* Activity *
Scan the lines below for the string "JSON" and copy every one that has it.

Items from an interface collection
::::::
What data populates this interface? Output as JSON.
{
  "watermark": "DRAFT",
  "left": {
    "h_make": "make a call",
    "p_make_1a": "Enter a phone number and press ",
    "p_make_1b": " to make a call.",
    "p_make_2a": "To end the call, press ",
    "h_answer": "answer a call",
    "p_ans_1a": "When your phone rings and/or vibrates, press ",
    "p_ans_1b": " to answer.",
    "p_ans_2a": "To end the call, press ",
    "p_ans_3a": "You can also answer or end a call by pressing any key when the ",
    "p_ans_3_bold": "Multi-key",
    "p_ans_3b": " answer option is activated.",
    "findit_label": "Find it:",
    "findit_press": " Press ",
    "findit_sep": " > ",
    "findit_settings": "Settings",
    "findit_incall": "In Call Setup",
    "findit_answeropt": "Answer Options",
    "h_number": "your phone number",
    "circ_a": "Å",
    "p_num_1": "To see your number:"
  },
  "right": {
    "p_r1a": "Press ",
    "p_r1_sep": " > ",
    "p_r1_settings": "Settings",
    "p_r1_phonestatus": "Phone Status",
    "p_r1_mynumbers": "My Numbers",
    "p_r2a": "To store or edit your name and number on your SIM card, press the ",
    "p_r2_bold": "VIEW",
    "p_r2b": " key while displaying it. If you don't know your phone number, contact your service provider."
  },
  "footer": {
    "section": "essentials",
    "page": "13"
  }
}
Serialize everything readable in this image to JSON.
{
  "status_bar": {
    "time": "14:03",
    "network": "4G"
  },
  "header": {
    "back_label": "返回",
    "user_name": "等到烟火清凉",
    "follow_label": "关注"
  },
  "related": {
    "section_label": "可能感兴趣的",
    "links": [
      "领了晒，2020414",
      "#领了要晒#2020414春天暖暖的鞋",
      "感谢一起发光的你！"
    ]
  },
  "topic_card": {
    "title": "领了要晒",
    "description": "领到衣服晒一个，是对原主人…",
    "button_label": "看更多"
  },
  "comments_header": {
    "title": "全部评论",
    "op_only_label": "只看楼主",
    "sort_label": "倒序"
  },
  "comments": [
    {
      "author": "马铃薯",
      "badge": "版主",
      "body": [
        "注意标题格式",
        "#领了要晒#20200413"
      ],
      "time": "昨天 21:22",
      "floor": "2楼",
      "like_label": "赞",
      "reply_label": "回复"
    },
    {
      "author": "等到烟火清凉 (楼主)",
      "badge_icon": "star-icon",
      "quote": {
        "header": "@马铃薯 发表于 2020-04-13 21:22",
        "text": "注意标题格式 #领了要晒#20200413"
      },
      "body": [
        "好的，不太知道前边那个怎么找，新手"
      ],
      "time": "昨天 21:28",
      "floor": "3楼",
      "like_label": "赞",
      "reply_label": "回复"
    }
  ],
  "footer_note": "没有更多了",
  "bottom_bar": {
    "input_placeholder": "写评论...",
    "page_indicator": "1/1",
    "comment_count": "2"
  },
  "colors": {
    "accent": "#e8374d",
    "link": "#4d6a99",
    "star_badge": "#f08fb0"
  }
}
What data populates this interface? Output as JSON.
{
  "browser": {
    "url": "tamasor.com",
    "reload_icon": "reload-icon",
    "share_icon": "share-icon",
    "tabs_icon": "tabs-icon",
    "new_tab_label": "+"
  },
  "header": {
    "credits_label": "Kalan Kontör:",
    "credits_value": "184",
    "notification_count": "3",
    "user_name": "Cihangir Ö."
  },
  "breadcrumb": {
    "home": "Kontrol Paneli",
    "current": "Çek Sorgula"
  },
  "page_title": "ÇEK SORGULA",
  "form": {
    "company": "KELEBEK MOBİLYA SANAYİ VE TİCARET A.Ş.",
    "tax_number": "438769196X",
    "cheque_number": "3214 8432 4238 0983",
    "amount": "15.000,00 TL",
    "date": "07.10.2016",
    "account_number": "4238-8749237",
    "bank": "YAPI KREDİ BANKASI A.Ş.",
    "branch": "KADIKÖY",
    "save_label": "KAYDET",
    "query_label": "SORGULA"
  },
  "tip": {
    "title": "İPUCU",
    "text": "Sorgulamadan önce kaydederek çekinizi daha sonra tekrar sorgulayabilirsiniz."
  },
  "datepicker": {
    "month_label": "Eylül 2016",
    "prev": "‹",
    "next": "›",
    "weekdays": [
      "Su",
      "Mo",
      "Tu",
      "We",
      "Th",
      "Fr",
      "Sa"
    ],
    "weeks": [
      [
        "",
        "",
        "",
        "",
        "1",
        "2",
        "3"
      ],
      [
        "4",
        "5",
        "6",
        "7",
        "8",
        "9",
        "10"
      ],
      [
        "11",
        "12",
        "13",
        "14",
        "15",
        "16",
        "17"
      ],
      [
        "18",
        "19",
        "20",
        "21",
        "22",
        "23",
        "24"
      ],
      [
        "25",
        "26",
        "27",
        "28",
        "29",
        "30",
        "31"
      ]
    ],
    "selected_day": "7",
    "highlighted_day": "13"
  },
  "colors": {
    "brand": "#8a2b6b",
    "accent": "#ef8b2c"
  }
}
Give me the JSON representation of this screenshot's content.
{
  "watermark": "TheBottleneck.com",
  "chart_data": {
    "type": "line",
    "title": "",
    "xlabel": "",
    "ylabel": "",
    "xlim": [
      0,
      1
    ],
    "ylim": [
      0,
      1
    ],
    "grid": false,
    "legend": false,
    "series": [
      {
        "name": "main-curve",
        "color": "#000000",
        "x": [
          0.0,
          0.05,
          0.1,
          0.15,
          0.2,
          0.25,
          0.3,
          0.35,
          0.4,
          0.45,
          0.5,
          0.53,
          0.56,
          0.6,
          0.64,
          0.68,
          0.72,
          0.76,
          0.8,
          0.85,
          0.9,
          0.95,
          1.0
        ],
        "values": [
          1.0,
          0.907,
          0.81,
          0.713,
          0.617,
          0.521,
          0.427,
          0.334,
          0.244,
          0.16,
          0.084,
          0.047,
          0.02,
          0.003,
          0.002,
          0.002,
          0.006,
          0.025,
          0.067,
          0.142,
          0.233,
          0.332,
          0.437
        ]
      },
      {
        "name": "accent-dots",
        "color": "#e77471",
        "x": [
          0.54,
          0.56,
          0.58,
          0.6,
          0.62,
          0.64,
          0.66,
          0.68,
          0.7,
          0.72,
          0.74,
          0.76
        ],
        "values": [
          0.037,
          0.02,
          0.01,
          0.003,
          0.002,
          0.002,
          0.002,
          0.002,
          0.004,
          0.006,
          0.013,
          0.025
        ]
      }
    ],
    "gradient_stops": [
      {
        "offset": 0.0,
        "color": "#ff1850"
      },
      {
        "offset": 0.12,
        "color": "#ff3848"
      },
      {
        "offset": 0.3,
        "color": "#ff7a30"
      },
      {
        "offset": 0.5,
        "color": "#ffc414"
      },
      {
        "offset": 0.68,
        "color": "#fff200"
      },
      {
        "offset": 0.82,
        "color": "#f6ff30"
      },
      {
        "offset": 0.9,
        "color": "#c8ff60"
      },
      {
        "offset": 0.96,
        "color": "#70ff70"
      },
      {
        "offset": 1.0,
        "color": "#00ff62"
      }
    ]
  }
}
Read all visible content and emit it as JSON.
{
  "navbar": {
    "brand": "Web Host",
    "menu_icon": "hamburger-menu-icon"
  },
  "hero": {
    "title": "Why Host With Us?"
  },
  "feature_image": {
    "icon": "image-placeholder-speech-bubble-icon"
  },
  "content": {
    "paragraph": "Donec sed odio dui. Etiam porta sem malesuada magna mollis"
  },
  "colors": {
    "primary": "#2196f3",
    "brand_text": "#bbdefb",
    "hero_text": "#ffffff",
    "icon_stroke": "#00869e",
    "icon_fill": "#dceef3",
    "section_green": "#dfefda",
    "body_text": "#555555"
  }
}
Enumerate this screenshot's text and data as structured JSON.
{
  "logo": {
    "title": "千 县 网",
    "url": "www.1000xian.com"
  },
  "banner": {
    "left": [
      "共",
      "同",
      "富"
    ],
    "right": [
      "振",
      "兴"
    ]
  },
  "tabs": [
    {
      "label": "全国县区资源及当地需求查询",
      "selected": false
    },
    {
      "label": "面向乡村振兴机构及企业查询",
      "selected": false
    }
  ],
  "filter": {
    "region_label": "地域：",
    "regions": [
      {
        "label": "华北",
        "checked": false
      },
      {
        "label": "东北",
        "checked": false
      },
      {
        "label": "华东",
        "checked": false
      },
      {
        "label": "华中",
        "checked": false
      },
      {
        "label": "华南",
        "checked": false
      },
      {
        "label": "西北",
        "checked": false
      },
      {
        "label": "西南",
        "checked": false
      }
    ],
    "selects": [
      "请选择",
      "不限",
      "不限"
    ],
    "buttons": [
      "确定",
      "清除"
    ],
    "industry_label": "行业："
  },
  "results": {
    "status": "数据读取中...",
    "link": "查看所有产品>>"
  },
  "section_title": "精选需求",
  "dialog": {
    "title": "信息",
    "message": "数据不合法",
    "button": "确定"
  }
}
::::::
* Completed task *
What data populates this interface? Output as JSON.
Serialize everything readable in this image to JSON.
What data populates this interface? Output as JSON.
Give me the JSON representation of this screenshot's content.
Read all visible content and emit it as JSON.
Enumerate this screenshot's text and data as structured JSON.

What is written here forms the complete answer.